Clemente Musical a Hit at Gala Theatre
Baseball Star's Life and Legacy Celebrated
Stacy M. Brown | 5/2/2013, 9:32 p.m.
Washington, D.C., resident Alexandra Linn Desauiniers, who portrays an avid baseball fan in the musical, said it's an honor for her to have been included in the production. "We have some in the cast who are old enough to remember [when] Clemente [played] and then those, like myself, who are not, but it's a stunning concept and the audience really responds," said Desauiniers, 24.
Clemente, who was once stationed in Washington, D.C., to complete his commitment in the U.S. Marine Corps Reserves, was drafted by the Pittsburgh Pirates in 1954, eight years after the Brooklyn Dodgers signed Robinson.
Clemente, considered one of the greatest players in history, delivered the decisive blow in the Pirates' 1971 World Series victory over the Baltimore Orioles, which proved to be one of his defining moments and forever sealed his legacy as baseball's top clutch player. During a career that spanned 18 years, he compiled 3,000 hits, 240 home runs, 1,305 RBIs, and a .317 batting average.
His Pirates won two world championships and Clemente appeared in 15 All-Star games, snagged 12 gold gloves, four batting titles, a league Most Valuable Player honor and a World Series Most Valuable Player award.
"Off the field, he built such a reputation as a humanitarian who had so much passion for helping [others]," said his oldest son, Roberto Clemente Jr., who currently lives in Puerto Rico but traveled to the States with family members and friends to attend the play's premiere on April 18.
Baseball would never be the same.
On New Year's Eve in 1972, Clemente boarded a plane to deliver supplies to earthquake victims in Nicaragua.
The baseball star was upset that three previous deliveries that he had personally financed had been confiscated by corrupt government officials.
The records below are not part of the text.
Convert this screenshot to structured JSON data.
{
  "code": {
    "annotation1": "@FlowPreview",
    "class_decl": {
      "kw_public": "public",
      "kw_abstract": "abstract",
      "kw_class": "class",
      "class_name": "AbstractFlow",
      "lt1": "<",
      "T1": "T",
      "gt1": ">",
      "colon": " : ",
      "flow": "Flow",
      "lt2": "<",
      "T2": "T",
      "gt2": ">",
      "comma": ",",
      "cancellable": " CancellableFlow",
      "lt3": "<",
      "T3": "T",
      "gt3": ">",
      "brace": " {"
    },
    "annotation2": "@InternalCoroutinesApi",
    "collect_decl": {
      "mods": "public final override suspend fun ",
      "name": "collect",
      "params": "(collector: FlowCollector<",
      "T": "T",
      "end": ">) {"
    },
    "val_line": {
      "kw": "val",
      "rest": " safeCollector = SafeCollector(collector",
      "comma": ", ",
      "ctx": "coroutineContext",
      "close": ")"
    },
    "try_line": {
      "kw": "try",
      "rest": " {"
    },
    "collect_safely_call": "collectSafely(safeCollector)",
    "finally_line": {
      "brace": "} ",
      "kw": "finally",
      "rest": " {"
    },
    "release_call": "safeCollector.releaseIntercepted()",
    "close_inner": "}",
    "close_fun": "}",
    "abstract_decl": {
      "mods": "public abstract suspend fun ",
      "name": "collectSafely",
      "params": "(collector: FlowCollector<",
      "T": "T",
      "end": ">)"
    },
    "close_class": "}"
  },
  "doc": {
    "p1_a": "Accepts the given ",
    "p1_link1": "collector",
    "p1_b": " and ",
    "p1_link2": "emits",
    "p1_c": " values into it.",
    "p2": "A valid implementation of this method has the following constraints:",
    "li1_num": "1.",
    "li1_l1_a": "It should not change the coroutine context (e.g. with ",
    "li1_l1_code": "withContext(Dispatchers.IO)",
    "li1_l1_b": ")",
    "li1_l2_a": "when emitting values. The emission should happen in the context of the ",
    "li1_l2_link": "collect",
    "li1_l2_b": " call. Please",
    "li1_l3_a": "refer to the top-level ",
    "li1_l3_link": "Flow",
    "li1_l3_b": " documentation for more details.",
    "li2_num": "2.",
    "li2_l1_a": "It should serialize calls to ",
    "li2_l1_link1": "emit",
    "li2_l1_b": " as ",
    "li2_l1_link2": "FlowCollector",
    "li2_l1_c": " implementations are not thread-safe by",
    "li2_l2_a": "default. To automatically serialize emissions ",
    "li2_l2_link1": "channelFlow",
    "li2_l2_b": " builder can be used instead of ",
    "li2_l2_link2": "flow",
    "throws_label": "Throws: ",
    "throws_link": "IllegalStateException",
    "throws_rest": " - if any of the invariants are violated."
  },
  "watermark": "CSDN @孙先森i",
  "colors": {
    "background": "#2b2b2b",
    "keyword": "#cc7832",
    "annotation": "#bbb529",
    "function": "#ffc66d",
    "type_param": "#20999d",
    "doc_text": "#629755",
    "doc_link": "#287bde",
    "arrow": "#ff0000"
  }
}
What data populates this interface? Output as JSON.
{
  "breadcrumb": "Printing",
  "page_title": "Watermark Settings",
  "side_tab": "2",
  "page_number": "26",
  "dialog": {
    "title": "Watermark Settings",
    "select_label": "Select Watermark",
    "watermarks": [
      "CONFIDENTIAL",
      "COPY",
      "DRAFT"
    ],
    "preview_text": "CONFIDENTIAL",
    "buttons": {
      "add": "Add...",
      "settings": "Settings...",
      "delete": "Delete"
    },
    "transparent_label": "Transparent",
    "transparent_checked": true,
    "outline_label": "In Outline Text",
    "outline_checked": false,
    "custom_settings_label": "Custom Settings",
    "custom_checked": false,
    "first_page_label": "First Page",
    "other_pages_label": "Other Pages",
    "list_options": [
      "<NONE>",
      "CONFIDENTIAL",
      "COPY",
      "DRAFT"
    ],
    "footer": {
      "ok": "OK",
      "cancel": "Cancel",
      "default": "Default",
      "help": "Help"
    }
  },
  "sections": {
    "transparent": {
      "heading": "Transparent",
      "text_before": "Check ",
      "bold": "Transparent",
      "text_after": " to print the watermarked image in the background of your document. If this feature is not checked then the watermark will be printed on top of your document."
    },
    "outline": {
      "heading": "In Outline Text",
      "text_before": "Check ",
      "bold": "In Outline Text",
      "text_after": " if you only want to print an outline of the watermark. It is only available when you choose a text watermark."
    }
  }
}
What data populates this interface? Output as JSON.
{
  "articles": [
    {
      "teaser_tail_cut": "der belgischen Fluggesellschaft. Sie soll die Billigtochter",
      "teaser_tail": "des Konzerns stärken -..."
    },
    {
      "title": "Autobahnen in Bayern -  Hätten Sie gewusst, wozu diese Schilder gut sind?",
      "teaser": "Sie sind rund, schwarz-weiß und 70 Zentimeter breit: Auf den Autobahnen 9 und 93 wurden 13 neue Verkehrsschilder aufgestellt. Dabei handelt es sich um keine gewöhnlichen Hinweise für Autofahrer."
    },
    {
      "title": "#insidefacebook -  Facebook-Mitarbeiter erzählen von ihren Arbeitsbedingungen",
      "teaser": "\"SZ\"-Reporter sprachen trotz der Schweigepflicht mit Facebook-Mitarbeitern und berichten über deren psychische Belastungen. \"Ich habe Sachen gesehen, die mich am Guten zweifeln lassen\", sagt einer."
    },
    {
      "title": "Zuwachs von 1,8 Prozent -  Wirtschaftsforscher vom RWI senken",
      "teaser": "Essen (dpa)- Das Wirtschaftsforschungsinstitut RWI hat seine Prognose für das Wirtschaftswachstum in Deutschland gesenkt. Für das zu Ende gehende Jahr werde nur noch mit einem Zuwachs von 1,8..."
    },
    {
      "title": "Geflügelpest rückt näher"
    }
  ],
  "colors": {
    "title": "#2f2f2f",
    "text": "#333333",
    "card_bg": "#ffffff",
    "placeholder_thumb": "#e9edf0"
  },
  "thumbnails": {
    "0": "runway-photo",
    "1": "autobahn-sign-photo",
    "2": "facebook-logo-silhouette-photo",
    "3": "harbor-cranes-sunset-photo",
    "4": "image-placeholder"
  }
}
This time, he decided to travel with the shipment of supplies to ensure that those who needed help would receive it.
Shortly after take off from San Juan International Airport in Puerto Rico, the DC-7 aircraft that carried Clemente, then 38, plummeted into the waters off of Isla Verdes, killing the baseball star and four others aboard the plane.
His son remembers their last conversation.
"He said, 'I'll see you when I get back,'" said Clemente Jr., 48. "And, I said, 'No, I'm never going to see you again.' I was sure about what I was saying and I look back and wish I could have done something else [or talked my father out of going on the trip]. But, I was seven years old, what else could I do?"
Shortly after he died, the baseball Hall of Fame inducted Clemente, the first Latino so honored. He joined Lou Gehrig as the only member not required to wait five years after retirement or death to be inducted.
Clemente's death led some sports writers to call it, "The Day the Music Died," for baseball fans. "Even if you didn't have a chance to see Clemente play, it chokes you up," said Yahoo! Baseball writer, David Brown. "It certainly makes you wonder what might have been, if he had lived. The first big star from Latin America, he is considered a Jackie Robinson-type figure to many," said Brown, 52.
The late slugger has been the recipient of many posthumous honors.
Born Roberto Clemente Walker, statues of the star and parks named in his honor are located in numerous cities, including Newark, N.J., New York City, Puerto Rico and Pittsburgh.
"For me, as a black man in Puerto Rico, it is very important that we don't forget that Puerto Ricans come in every size, shape and color," Lacén said. "I am just honored to be able to tell his story after all of these years. I'm very proud of that."
Single tickets for the show are $38 on Thursdays & Sundays; $42 Fridays & Saturdays. Student and military tickets are $20; and tickets for Senior Citizens (65+) are $26. Additional discounts are available for groups of 10 or more.
For tickets or more information about the musical, which runs 2 hours and 20 minutes, call 800-494-8497, or visit www.galatheatre.org.